Planning to complete a pet adoption application at the Columbus Pet Expo—or with a local Franklin County pet rescue group? If this is your first time adopting a pet from a rescue group or shelter, you may be surprised by some of the application requirements. If you have researched and met with a number of groups and have found the new furry friend that you believe will be your ideal pet, these tips will help you be prepared to complete your pre-screening pet adoption application.
You Must Provide the Basics. Expect to provide some personal information on the pet adoption application. Full names, addresses, telephone numbers, employment details, email addresses—even drivers license numbers are generally required as the group runs some basic background checks on applicants. Failing to complete required information may delay or void your application. Rescue groups seek to place animals in the best home environment possible—you’ll need to offer evidence that you can provide that.
Be Prepared to Provide Information on Current Pets. Expect to provide age, breed, and health information for any animal currently living in your home.
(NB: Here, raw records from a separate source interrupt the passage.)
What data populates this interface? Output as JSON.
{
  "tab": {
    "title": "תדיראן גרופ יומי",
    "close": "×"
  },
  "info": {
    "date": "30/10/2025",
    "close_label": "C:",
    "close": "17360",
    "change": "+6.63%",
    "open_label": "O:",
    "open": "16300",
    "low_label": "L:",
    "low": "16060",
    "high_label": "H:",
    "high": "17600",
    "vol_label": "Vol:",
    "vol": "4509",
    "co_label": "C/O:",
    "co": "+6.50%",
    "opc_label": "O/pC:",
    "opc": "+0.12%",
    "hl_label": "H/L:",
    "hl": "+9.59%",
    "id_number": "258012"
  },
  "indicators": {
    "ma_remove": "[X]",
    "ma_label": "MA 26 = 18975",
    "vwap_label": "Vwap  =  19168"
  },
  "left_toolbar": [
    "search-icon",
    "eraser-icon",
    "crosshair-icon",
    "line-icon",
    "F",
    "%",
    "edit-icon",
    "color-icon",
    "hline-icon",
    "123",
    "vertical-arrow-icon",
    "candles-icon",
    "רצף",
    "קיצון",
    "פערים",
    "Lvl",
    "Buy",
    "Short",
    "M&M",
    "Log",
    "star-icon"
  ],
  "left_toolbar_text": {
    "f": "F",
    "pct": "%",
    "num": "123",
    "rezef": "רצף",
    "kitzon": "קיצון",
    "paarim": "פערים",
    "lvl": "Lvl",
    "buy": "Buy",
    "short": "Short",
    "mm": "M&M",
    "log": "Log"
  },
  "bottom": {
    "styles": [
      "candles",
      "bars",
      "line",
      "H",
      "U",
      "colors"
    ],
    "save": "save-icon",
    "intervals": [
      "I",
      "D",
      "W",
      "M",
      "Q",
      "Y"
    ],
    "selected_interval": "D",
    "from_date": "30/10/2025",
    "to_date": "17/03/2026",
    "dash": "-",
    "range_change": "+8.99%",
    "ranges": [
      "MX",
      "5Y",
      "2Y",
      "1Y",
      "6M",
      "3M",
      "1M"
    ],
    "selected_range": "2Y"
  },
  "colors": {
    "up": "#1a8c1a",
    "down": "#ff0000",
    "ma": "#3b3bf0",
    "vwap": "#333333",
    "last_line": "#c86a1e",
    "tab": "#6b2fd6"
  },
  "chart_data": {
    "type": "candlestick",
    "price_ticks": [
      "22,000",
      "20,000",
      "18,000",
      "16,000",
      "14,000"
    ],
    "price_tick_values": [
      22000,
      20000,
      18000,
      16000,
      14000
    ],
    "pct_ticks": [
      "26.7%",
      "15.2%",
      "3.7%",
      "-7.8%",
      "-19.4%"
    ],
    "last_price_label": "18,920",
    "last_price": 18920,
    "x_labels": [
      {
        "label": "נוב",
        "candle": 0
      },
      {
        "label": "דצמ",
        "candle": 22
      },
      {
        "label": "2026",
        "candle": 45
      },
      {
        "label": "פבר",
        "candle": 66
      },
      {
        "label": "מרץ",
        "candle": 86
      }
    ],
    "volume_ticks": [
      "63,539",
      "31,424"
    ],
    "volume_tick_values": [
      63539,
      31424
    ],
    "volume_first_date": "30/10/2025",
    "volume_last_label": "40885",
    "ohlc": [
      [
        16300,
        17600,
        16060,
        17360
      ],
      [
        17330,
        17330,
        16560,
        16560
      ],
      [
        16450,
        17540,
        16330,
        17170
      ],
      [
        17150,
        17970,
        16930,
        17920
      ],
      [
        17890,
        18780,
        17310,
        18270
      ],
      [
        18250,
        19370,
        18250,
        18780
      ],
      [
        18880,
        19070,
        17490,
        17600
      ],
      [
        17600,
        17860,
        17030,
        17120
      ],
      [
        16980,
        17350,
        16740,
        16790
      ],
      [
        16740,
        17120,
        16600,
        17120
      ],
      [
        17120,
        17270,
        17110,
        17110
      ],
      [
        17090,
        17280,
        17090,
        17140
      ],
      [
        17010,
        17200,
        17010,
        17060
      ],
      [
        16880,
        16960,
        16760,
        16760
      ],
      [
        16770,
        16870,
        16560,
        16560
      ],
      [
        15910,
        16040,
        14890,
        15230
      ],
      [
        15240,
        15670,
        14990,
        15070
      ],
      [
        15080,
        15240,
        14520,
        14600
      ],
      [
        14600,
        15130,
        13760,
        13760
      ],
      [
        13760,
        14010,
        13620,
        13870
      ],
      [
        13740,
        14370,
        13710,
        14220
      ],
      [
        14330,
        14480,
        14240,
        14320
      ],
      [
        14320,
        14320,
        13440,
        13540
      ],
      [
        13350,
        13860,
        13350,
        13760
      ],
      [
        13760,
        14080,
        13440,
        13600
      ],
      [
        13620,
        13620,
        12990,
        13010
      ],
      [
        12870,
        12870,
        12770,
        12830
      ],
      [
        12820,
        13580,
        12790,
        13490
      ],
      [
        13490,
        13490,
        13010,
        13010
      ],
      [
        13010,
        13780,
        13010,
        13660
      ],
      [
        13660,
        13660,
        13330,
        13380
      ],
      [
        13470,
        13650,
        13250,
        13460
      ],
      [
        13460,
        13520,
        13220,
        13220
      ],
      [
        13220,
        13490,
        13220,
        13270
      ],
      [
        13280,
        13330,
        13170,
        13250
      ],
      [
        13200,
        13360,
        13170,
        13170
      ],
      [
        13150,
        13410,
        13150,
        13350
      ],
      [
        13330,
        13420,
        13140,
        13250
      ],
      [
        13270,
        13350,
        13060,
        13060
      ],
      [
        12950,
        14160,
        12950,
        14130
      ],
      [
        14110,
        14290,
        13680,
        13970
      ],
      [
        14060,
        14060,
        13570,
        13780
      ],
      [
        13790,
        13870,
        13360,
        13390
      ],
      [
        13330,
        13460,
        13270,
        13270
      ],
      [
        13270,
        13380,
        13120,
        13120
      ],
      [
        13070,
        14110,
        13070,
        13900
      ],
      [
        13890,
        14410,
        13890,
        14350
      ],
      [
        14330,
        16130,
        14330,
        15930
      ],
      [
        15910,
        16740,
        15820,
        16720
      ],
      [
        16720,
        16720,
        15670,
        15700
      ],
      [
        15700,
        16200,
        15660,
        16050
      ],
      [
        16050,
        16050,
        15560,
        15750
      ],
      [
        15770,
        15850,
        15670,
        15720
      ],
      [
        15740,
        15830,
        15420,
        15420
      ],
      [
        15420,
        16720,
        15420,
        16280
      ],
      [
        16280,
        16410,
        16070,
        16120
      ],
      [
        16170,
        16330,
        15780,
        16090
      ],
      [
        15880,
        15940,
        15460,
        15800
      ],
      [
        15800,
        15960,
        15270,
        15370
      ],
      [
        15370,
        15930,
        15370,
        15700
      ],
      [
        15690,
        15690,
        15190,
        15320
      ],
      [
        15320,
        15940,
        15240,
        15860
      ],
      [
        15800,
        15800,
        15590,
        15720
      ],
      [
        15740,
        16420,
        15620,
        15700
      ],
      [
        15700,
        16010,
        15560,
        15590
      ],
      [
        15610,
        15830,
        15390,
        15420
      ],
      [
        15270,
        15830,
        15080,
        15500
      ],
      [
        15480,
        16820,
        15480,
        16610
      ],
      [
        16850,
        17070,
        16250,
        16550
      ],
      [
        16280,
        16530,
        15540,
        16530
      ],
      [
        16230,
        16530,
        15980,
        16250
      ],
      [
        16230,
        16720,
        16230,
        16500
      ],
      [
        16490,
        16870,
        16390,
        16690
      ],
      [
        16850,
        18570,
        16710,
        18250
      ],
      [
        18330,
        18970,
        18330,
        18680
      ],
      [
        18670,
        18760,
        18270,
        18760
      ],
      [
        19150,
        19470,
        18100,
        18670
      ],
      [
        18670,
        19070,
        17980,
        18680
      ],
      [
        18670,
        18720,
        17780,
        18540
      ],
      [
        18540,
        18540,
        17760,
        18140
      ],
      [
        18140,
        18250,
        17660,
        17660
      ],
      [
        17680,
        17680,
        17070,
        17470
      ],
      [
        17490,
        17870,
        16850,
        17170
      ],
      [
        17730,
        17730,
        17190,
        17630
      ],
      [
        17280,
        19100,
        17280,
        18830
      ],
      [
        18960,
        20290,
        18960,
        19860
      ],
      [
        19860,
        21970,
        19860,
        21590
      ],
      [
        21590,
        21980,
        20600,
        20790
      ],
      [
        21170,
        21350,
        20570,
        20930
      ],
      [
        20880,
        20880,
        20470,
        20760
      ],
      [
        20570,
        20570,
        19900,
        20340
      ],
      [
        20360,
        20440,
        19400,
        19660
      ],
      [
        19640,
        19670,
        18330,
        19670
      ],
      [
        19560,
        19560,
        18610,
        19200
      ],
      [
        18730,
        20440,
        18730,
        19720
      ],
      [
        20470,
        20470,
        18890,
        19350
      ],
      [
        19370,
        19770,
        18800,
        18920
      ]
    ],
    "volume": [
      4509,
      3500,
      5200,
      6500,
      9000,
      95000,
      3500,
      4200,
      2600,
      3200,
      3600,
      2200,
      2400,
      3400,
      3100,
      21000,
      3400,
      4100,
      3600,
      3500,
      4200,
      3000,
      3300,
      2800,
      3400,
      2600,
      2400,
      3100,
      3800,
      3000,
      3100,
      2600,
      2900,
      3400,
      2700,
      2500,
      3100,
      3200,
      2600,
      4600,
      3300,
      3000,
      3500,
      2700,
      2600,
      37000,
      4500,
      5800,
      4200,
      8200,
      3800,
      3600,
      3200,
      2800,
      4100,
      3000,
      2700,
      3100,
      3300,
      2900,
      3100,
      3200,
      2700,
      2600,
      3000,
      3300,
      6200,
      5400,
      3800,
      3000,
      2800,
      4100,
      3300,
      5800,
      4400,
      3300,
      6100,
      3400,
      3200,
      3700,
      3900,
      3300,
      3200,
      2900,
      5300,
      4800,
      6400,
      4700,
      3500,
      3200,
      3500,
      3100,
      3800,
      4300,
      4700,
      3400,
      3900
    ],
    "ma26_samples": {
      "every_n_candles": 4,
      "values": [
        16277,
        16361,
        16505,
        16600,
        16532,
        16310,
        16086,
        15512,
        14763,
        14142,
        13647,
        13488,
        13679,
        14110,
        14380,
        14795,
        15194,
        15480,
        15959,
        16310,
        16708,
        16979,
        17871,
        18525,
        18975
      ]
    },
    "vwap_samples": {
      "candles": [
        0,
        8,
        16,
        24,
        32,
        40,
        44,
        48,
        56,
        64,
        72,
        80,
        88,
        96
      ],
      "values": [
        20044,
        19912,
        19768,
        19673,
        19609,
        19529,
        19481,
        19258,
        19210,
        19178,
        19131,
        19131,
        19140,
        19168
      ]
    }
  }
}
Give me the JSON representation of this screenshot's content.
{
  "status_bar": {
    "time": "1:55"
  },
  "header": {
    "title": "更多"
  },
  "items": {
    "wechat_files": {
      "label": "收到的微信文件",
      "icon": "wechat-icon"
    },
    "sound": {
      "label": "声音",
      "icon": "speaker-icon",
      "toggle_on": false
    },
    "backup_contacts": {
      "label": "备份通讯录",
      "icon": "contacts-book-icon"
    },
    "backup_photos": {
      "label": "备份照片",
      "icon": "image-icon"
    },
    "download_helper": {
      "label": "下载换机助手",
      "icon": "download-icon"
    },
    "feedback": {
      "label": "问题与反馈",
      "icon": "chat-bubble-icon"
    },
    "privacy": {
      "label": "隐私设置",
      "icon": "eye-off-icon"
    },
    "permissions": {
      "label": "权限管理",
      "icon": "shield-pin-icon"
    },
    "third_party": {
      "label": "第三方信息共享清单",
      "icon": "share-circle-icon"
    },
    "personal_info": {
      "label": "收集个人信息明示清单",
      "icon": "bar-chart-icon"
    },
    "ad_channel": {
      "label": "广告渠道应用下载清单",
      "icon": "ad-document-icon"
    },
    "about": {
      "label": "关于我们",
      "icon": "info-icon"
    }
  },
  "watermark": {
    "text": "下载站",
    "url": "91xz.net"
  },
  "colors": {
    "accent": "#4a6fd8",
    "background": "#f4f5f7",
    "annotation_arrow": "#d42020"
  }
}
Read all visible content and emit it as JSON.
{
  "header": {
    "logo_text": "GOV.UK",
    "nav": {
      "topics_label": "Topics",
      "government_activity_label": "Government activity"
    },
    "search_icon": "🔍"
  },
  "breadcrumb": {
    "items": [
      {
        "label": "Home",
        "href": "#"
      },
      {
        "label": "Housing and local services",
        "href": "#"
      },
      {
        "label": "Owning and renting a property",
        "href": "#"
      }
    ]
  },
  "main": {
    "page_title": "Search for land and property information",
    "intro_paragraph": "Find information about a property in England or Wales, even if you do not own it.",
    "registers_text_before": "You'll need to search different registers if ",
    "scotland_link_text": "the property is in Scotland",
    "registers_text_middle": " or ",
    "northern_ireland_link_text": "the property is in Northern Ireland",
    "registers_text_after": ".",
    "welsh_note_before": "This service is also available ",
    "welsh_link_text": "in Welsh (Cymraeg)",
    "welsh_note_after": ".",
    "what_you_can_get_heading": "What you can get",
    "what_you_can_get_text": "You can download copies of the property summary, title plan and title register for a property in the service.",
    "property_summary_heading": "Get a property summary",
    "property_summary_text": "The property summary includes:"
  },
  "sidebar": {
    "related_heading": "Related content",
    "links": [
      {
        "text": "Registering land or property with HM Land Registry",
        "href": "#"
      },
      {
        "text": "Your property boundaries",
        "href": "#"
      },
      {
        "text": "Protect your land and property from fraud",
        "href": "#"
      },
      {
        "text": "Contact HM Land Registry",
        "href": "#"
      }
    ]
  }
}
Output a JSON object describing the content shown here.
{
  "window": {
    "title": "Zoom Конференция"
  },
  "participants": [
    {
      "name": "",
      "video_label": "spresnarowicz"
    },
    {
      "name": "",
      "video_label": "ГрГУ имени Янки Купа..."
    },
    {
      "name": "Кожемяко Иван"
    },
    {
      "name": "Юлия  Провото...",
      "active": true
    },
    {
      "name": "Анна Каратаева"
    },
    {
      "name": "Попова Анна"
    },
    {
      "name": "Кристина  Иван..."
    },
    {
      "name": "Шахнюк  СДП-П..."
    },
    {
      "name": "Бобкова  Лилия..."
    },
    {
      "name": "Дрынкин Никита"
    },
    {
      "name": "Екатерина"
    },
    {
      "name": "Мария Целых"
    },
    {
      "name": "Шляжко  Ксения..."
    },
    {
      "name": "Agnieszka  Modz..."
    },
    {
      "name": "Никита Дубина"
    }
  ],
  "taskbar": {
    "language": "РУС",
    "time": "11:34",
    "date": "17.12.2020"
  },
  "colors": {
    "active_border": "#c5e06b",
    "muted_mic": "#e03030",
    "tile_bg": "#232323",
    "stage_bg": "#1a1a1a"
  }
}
You will need to provide your current veterinarian contact information—and often proof of vaccinations and details of last veterinarian checkups for current pets. You may even be asked more subjective questions such as your views on sterilization, your reasons for seeking to add another pet to your home, details about the loss of previous pets, or any experience with the breed you hope to adopt.
Anticipate a Home Evaluation. You will be asked questions about your home ownership status. If you are renting, you may be required to provide proof that pets are permitted by your landlord—or to provide lease agreements to show that you will be in that residence for a set amount of time. Expect to provide dimensions of fenced enclosures, backyards and of the residence in general. If you are an apartment dweller, you may be asked how you plan to meet the pet’s exercise and socialization needs.
Who will be Supervising the New Pet?
Be prepared to provide some details on the daily home life that an adopted pet can expect. Will someone be home to offer socialization and exercise—or can the pet expect to be confined to a crate or the home for hours? Depending on the breed—these factors may not exclude you from adopting, but can certainly suggest that you rethink your choice should you be seeking a high energy, social pet while you can only offer limited time to its care.
Be Honest. Rescue groups do check out the provided information. If your pets have not visited your family veterinarian in 6 years—expect that to be uncovered during the application review process. If you claim to have a fenced yard when you do not—that will be quite obvious during the home visit. Be honest—your situation may still be more than suitable for certain animals.
Why does Having Small Children Matter? Some groups, depending on the animal breed and temperament, refuse to adopt out an animal to a home with small children. There are reasons for this—and you should understand the importance of these limits when you complete the application. Either the group feels that the situation would be unsafe for your family—or not in the best interest of a needy adoptive pet.
Be prepared to Exhibit an Understanding of Pet Needs. Do you understand how costly veterinarian expenses can be? Who will care for the pet when you are on vacation or out of town? What will your pet eat? Where will your pet sleep? Do you understand local pet laws?
Will you Consent to a Home Visit? Pet rescue groups often conduct a prescreening home visit—as well as followup visits to ensure that the living arrangement is working well for everyone involved.
Applications will vary widely depending on the group. If you have a specific rescue group in mind, check the group out online beforehand to learn how much detail the adoption application contains. Pre-screening adoption applications are available online from many local rescue groups who will be attending the Columbus Pet Expo, including the Columbus Cocker Rescue, Hand Me Down Dobe, Inc., Second Chance Dalmatian Rescue.